And Iowa, which is now set to conduct party caucuses on Feb. 6, has its own rules which put them ahead of New Hampshire.
Brewer hinted, though, that she might leave well enough alone and be satisfied with getting the presidential candidates into the state for what would be a nationally televised event. She said an Arizona debate could set the agenda for the GOP race, forcing candidates to focus on issues like immigration, border security and states' rights.
"Arizona, of course, has been on the forefront of all these battles nationally,'' Brewer said. "And I think it's important that we highlight them.''
The last presidential debate in Arizona was in 2004, when incumbent George Bush faced off against Democratic challenger John Kerry on the Arizona State University campus in Tempe.
"It was informative and it was a good thing for the state of Arizona,'' Brewer said.
The state also hosted a pair of pre-primary debates among Republicans in 1999, one in Tempe and one in Phoenix.
Brewer denied, though, that her public pronouncement last month that she was weighing a Jan. 31 primary was designed as a form of extortion to get the Republican Party to give Arizona an official debate.
"It didn't have anything to do with it,'' she insisted. But the governor acknowledged that, even as she was floating the idea of an early primary, she was thinking all along about getting all the candidates into Arizona at the same time.
"We live in a political arena,'' she said. "So the debate, of course, is part of the primary.''
That still leaves the question of when Arizonans will get a chance to decide who they want as their party's standard-bearer.
With its Feb. 28 primary set by law, Arizona already is in violation of Republican Party rules which prohibit any state from having a primary prior to the first week of March. That is designed to preserve the existing order of Iowa, New Hampshire, South Carolina and Nevada as the first four events.
The rules also strip any state that goes early of half of its delegates, a move designed to prevent a repeat of what happened four years ago when more than half a dozen states rushed in with January primaries.
And Preibus, in his letter to Brewer, said there is no provision to waive those rules.
So at this point, the state has nothing to lose by moving the election up even earlier, perhaps to the first week of February.
But New Hampshire's MacDonald said Brewer is kidding herself if she thinks that Arizona is going to get a jump on those other four states with a primary any time ahead of Feb. 28.
"It might make a state feel good,'' he said.
"But New Hampshire will be the first primary, by hook or by crook,'' MacDonald said. "That's what our state law requires. It's not like it's just an ego thing.''
And he said the record shows that New Hampshire will do what it takes to preserve that status.
"Our primary in 2008 was Jan. 8,'' he said.

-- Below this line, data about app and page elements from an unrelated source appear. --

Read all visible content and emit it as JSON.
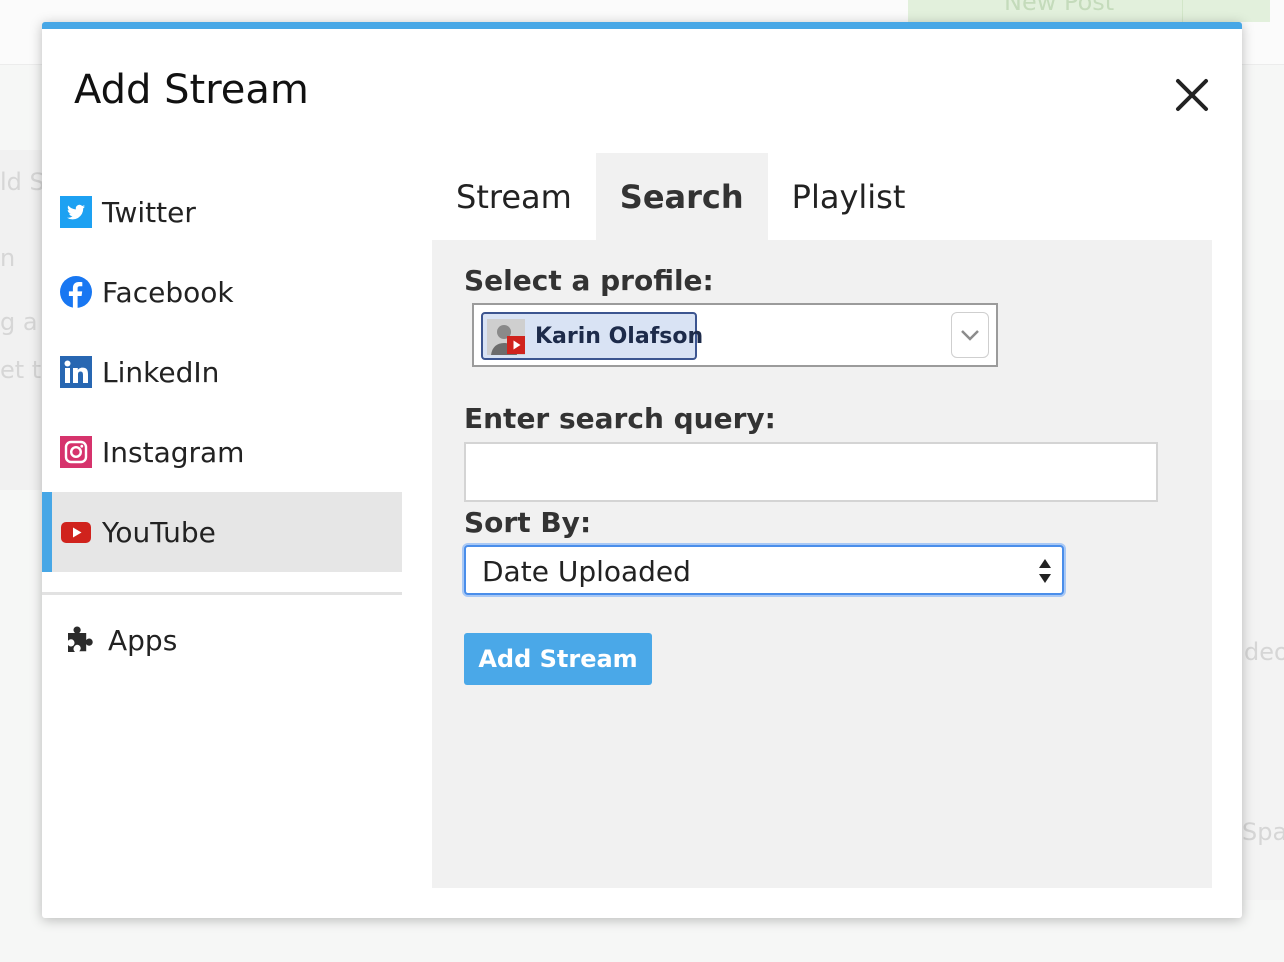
{
  "background": {
    "new_post_label": "New Post",
    "faint_texts": [
      "ld Se",
      "n",
      "g a f",
      "et t",
      "deo",
      "Spar"
    ]
  },
  "modal": {
    "title": "Add Stream",
    "close_label": "×"
  },
  "sidebar": {
    "items": [
      {
        "label": "Twitter",
        "icon": "twitter-icon",
        "color": "#1da1f2"
      },
      {
        "label": "Facebook",
        "icon": "facebook-icon",
        "color": "#1877f2"
      },
      {
        "label": "LinkedIn",
        "icon": "linkedin-icon",
        "color": "#2867b2"
      },
      {
        "label": "Instagram",
        "icon": "instagram-icon",
        "color": "#d6336c"
      },
      {
        "label": "YouTube",
        "icon": "youtube-icon",
        "color": "#d0231d",
        "active": true
      }
    ],
    "apps_label": "Apps"
  },
  "tabs": [
    {
      "label": "Stream"
    },
    {
      "label": "Search",
      "active": true
    },
    {
      "label": "Playlist"
    }
  ],
  "form": {
    "profile_label": "Select a profile:",
    "profile_name": "Karin Olafson",
    "query_label": "Enter search query:",
    "query_value": "",
    "sort_label": "Sort By:",
    "sort_value": "Date Uploaded",
    "submit_label": "Add Stream"
  },
  "colors": {
    "accent": "#47a7e6",
    "button": "#4aa8e8",
    "chip_bg": "#d9e3f4",
    "chip_border": "#3c5590"
  }
}
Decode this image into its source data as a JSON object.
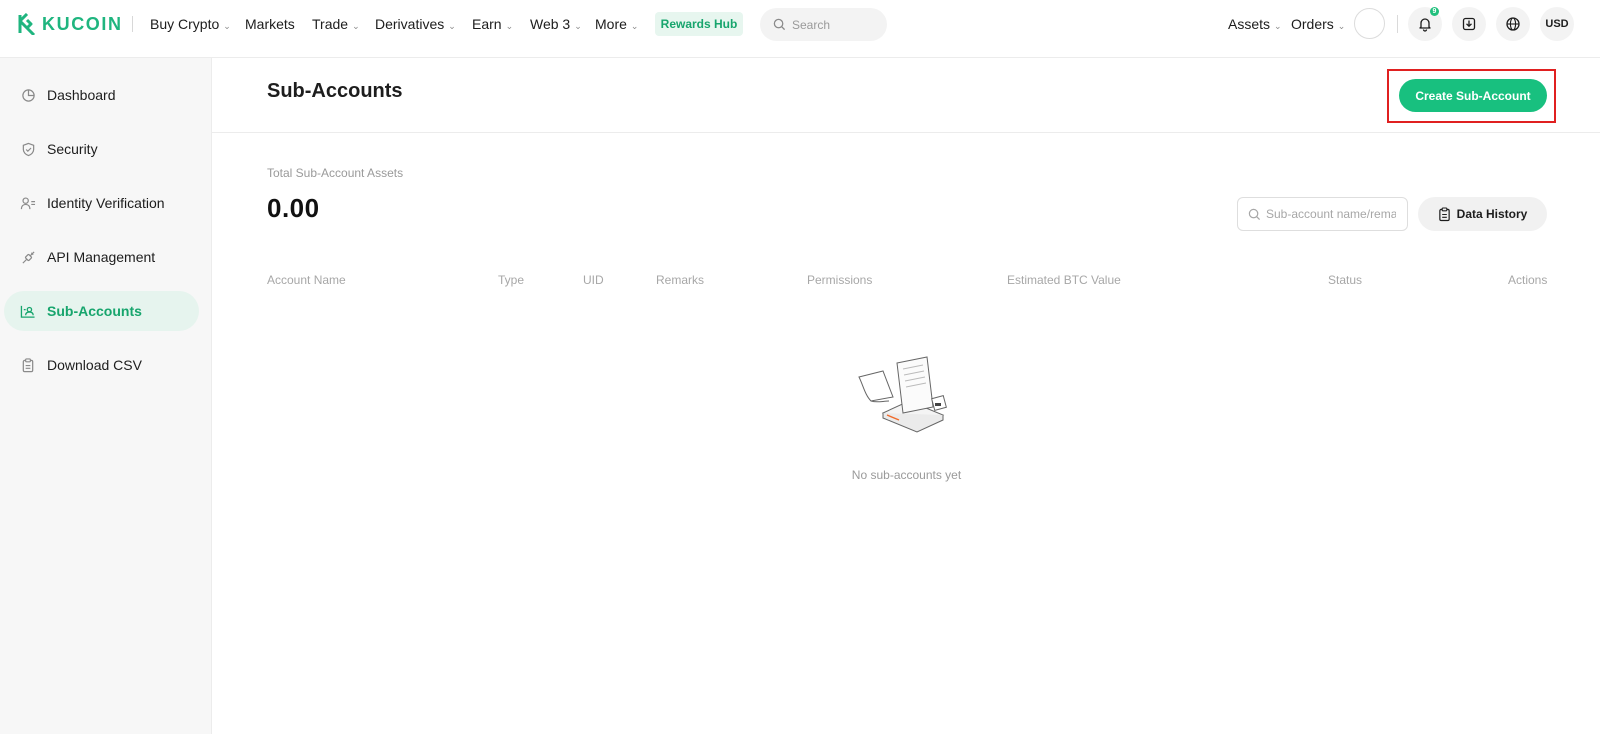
{
  "brand": {
    "name": "KUCOIN",
    "color": "#1fb57f"
  },
  "topnav": {
    "items": [
      {
        "label": "Buy Crypto",
        "caret": true
      },
      {
        "label": "Markets",
        "caret": false
      },
      {
        "label": "Trade",
        "caret": true
      },
      {
        "label": "Derivatives",
        "caret": true
      },
      {
        "label": "Earn",
        "caret": true
      },
      {
        "label": "Web 3",
        "caret": true
      },
      {
        "label": "More",
        "caret": true
      }
    ],
    "rewards_label": "Rewards Hub",
    "search_placeholder": "Search",
    "assets_label": "Assets",
    "orders_label": "Orders",
    "notification_count": "9",
    "currency": "USD",
    "icons": [
      "search-icon",
      "bell-icon",
      "download-icon",
      "globe-icon"
    ]
  },
  "sidebar": {
    "items": [
      {
        "label": "Dashboard",
        "icon": "pie-chart-icon",
        "active": false
      },
      {
        "label": "Security",
        "icon": "shield-icon",
        "active": false
      },
      {
        "label": "Identity Verification",
        "icon": "user-id-icon",
        "active": false
      },
      {
        "label": "API Management",
        "icon": "api-plug-icon",
        "active": false
      },
      {
        "label": "Sub-Accounts",
        "icon": "sub-accounts-icon",
        "active": true
      },
      {
        "label": "Download CSV",
        "icon": "clipboard-icon",
        "active": false
      }
    ],
    "active_color": "#17a56d"
  },
  "main": {
    "title": "Sub-Accounts",
    "create_button": "Create Sub-Account",
    "accent_color": "#18c07f",
    "total_assets_label": "Total Sub-Account Assets",
    "total_assets_value": "0.00",
    "filter_placeholder": "Sub-account name/remarks",
    "data_history_button": "Data History",
    "table": {
      "headers": [
        "Account Name",
        "Type",
        "UID",
        "Remarks",
        "Permissions",
        "Estimated BTC Value",
        "Status",
        "Actions"
      ],
      "rows": []
    },
    "empty_text": "No sub-accounts yet"
  }
}
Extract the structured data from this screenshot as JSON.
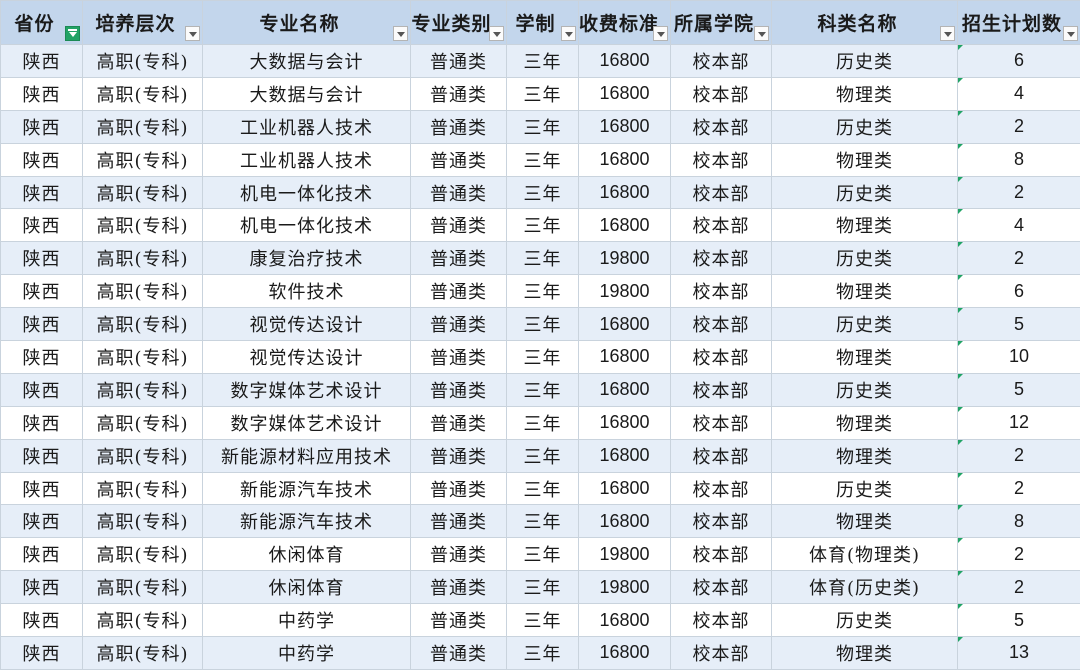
{
  "headers": [
    {
      "label": "省份",
      "filter": "active"
    },
    {
      "label": "培养层次",
      "filter": "dropdown"
    },
    {
      "label": "专业名称",
      "filter": "dropdown"
    },
    {
      "label": "专业类别",
      "filter": "dropdown"
    },
    {
      "label": "学制",
      "filter": "dropdown"
    },
    {
      "label": "收费标准",
      "filter": "dropdown"
    },
    {
      "label": "所属学院",
      "filter": "dropdown"
    },
    {
      "label": "科类名称",
      "filter": "dropdown"
    },
    {
      "label": "招生计划数",
      "filter": "dropdown"
    }
  ],
  "rows": [
    [
      "陕西",
      "高职(专科)",
      "大数据与会计",
      "普通类",
      "三年",
      "16800",
      "校本部",
      "历史类",
      "6"
    ],
    [
      "陕西",
      "高职(专科)",
      "大数据与会计",
      "普通类",
      "三年",
      "16800",
      "校本部",
      "物理类",
      "4"
    ],
    [
      "陕西",
      "高职(专科)",
      "工业机器人技术",
      "普通类",
      "三年",
      "16800",
      "校本部",
      "历史类",
      "2"
    ],
    [
      "陕西",
      "高职(专科)",
      "工业机器人技术",
      "普通类",
      "三年",
      "16800",
      "校本部",
      "物理类",
      "8"
    ],
    [
      "陕西",
      "高职(专科)",
      "机电一体化技术",
      "普通类",
      "三年",
      "16800",
      "校本部",
      "历史类",
      "2"
    ],
    [
      "陕西",
      "高职(专科)",
      "机电一体化技术",
      "普通类",
      "三年",
      "16800",
      "校本部",
      "物理类",
      "4"
    ],
    [
      "陕西",
      "高职(专科)",
      "康复治疗技术",
      "普通类",
      "三年",
      "19800",
      "校本部",
      "历史类",
      "2"
    ],
    [
      "陕西",
      "高职(专科)",
      "软件技术",
      "普通类",
      "三年",
      "19800",
      "校本部",
      "物理类",
      "6"
    ],
    [
      "陕西",
      "高职(专科)",
      "视觉传达设计",
      "普通类",
      "三年",
      "16800",
      "校本部",
      "历史类",
      "5"
    ],
    [
      "陕西",
      "高职(专科)",
      "视觉传达设计",
      "普通类",
      "三年",
      "16800",
      "校本部",
      "物理类",
      "10"
    ],
    [
      "陕西",
      "高职(专科)",
      "数字媒体艺术设计",
      "普通类",
      "三年",
      "16800",
      "校本部",
      "历史类",
      "5"
    ],
    [
      "陕西",
      "高职(专科)",
      "数字媒体艺术设计",
      "普通类",
      "三年",
      "16800",
      "校本部",
      "物理类",
      "12"
    ],
    [
      "陕西",
      "高职(专科)",
      "新能源材料应用技术",
      "普通类",
      "三年",
      "16800",
      "校本部",
      "物理类",
      "2"
    ],
    [
      "陕西",
      "高职(专科)",
      "新能源汽车技术",
      "普通类",
      "三年",
      "16800",
      "校本部",
      "历史类",
      "2"
    ],
    [
      "陕西",
      "高职(专科)",
      "新能源汽车技术",
      "普通类",
      "三年",
      "16800",
      "校本部",
      "物理类",
      "8"
    ],
    [
      "陕西",
      "高职(专科)",
      "休闲体育",
      "普通类",
      "三年",
      "19800",
      "校本部",
      "体育(物理类)",
      "2"
    ],
    [
      "陕西",
      "高职(专科)",
      "休闲体育",
      "普通类",
      "三年",
      "19800",
      "校本部",
      "体育(历史类)",
      "2"
    ],
    [
      "陕西",
      "高职(专科)",
      "中药学",
      "普通类",
      "三年",
      "16800",
      "校本部",
      "历史类",
      "5"
    ],
    [
      "陕西",
      "高职(专科)",
      "中药学",
      "普通类",
      "三年",
      "16800",
      "校本部",
      "物理类",
      "13"
    ]
  ],
  "colors": {
    "header_bg": "#c3d6ec",
    "band_bg": "#e6eef8",
    "filter_active": "#21a366",
    "grid_line": "#c9d3dd"
  }
}
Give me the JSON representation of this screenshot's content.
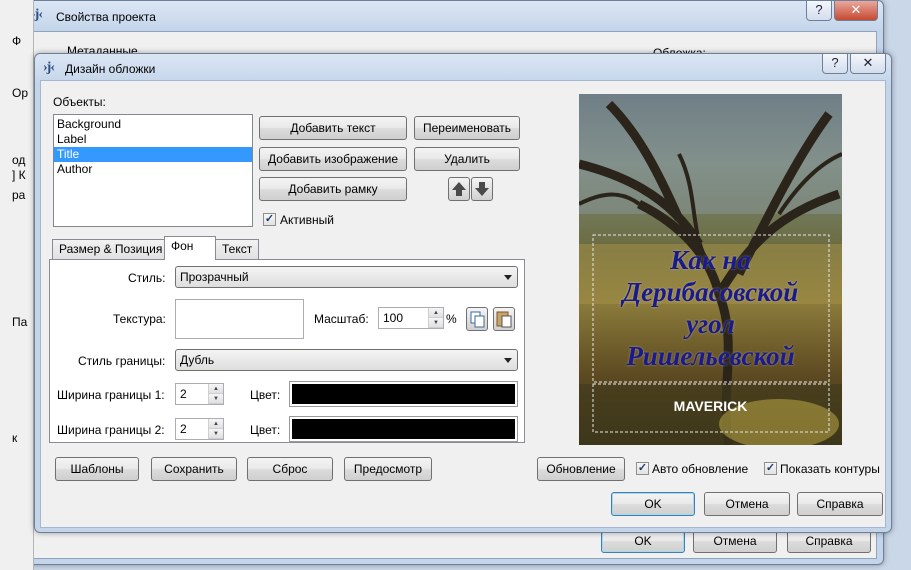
{
  "bg_window": {
    "title": "Свойства проекта",
    "help_btn": "?",
    "close_btn": "✕",
    "tree_item": "Метаданные",
    "cover_label": "Обложка:",
    "ok": "OK",
    "cancel": "Отмена",
    "help": "Справка",
    "left_frag": [
      "Ф",
      "Ор",
      "од",
      "] К",
      "ра",
      "Па",
      "к"
    ]
  },
  "dialog": {
    "title": "Дизайн обложки",
    "help_btn": "?",
    "close_btn": "✕",
    "objects_label": "Объекты:",
    "objects": [
      "Background",
      "Label",
      "Title",
      "Author"
    ],
    "selected_object": "Title",
    "buttons": {
      "add_text": "Добавить текст",
      "rename": "Переименовать",
      "add_image": "Добавить изображение",
      "delete": "Удалить",
      "add_frame": "Добавить рамку",
      "templates": "Шаблоны",
      "save": "Сохранить",
      "reset": "Сброс",
      "preview": "Предосмотр",
      "refresh": "Обновление",
      "ok": "OK",
      "cancel": "Отмена",
      "help": "Справка"
    },
    "active_checkbox": {
      "label": "Активный",
      "checked": true
    },
    "tabs": [
      "Размер & Позиция",
      "Фон",
      "Текст"
    ],
    "active_tab": "Фон",
    "bg_tab": {
      "style_label": "Стиль:",
      "style_value": "Прозрачный",
      "texture_label": "Текстура:",
      "scale_label": "Масштаб:",
      "scale_value": "100",
      "scale_unit": "%",
      "border_style_label": "Стиль границы:",
      "border_style_value": "Дубль",
      "border_width1_label": "Ширина границы 1:",
      "border_width1_value": "2",
      "border_width2_label": "Ширина границы 2:",
      "border_width2_value": "2",
      "color_label": "Цвет:",
      "color1": "#000000",
      "color2": "#000000"
    },
    "auto_update": {
      "label": "Авто обновление",
      "checked": true
    },
    "show_outlines": {
      "label": "Показать контуры",
      "checked": true
    },
    "cover_preview": {
      "title_lines": [
        "Как на",
        "Дерибасовской",
        "угол",
        "Ришельевской"
      ],
      "author": "MAVERICK",
      "title_color": "#1a1a8c"
    }
  }
}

Connelly said he shares MacDonald's belief that Brewer cannot put Arizona ahead. Aside from the four officially sanctioned early events, he said other states will not stand by idly.
"When she jumps, six or eight others are going to jump,'' he said.
The governor said she is aware of exactly how sensitive these issues can be -- and how anything she does has ripple effects -- saying that's why she is no longer considering a Jan. 31 primary.
"I didn't want to upset the apple cart,'' she said.
"I didn't want to cause all this cascading in January,'' Brewer continued. "When you look at it in that respect, I wanted to be nice.''
But she stressed that being "nice'' does not automatically mean keeping the Feb. 28 date.
The prospect of giving Arizona a more high-profile role in the primary process pleased several Republican Party officials. Bruce Ash, Arizona's GOP national committeeman, said the state is "acutely impacted'' by issues of border security and smuggling.
"The debate venue here in Arizona will go a long way to showcase practical conservative Republican solutions to these and other problems facing our country,'' he said in a prepared statement.
Morrrissey said the debate will help "ensure that Arizona voters are heard loud and clear during the presidential nomination process.''